11. The Invention of Wings Sue Monk Kidd
Read her previous book the life of bees and watched the film. This is about a slave girl and her young mistress who doesn’t want to own her but comes from a Southern family immersed with superiority and a house of slaves.
I loved this book seeing the perspectives of the slave girl and her owner both who fought their circumstances in the way they thought right though not always to the others agreement. This book takes you through both their lives and this period of American history. It’s a story of strong women, of a fight against wrong. That women are not beneath men and neither is another colour or religion.
I assumed this book was fiction and it wasn’t to the end that I realised it was based on a true story. I salute these brave women and the author for telling the story.
12. Entry Island Peter May
I read this on my Kindle when it was first released in December 2013 and I loved it as I do all Peter May novels. But although I read a lot on my Kindle for me it’s not the same as reading a book and I wanted to read it again in paperback form.
I was lucky to be chosen as one of 100 Peter May super fans so was able to chose a book to give away to five friends. I chose this one as I knew that it was just out in paperback and I hadn’t yet given it as a present as I had with the Lewis Trilogy. One of the books was for my husband who refuses to read books on a Kindle or in hardback but is also a fan. But knowing I would read it before he’d picked it up I decided to treat myself.

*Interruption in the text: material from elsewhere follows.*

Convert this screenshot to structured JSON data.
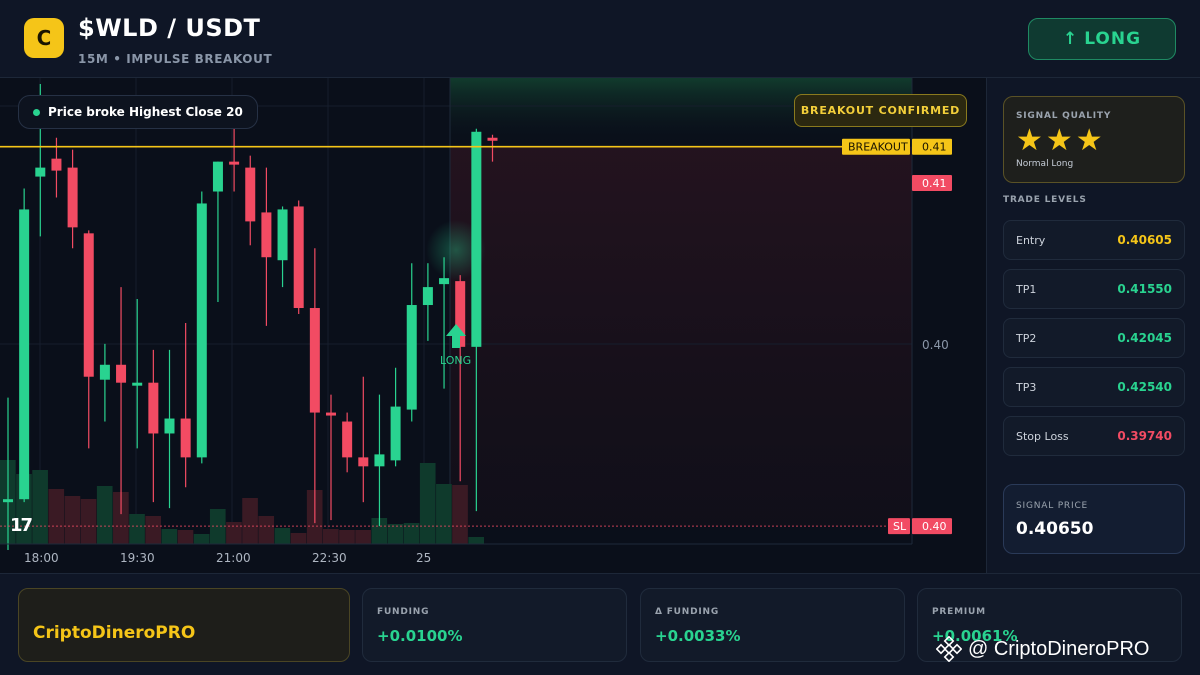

Some books are better second time round and for me Peter Mays books always are. Why? Because they hook you so much first time round that you start to really appreciate the quality of the writing and characters and settings more on second reading.
This book is a crime book about a murder on an isolated island in Quebec Canada but it also takes you back to Harris and the clearances. Although I did know the ending it didn’t stop me from turning the pages and I had a few early nights and long baths so I could read. By chance my dad was reading the book too on his holiday and on arrival home phoned me to say it was Peter Mays best book yet. I smiled and agreed and thought but just you wait till you read his latest book “Runaway.”
January is at an end which for me is a relief. That said its a great month for reading and for choosing bed in preference to the TV. A good start to the 2015 reading year lets see how February is…….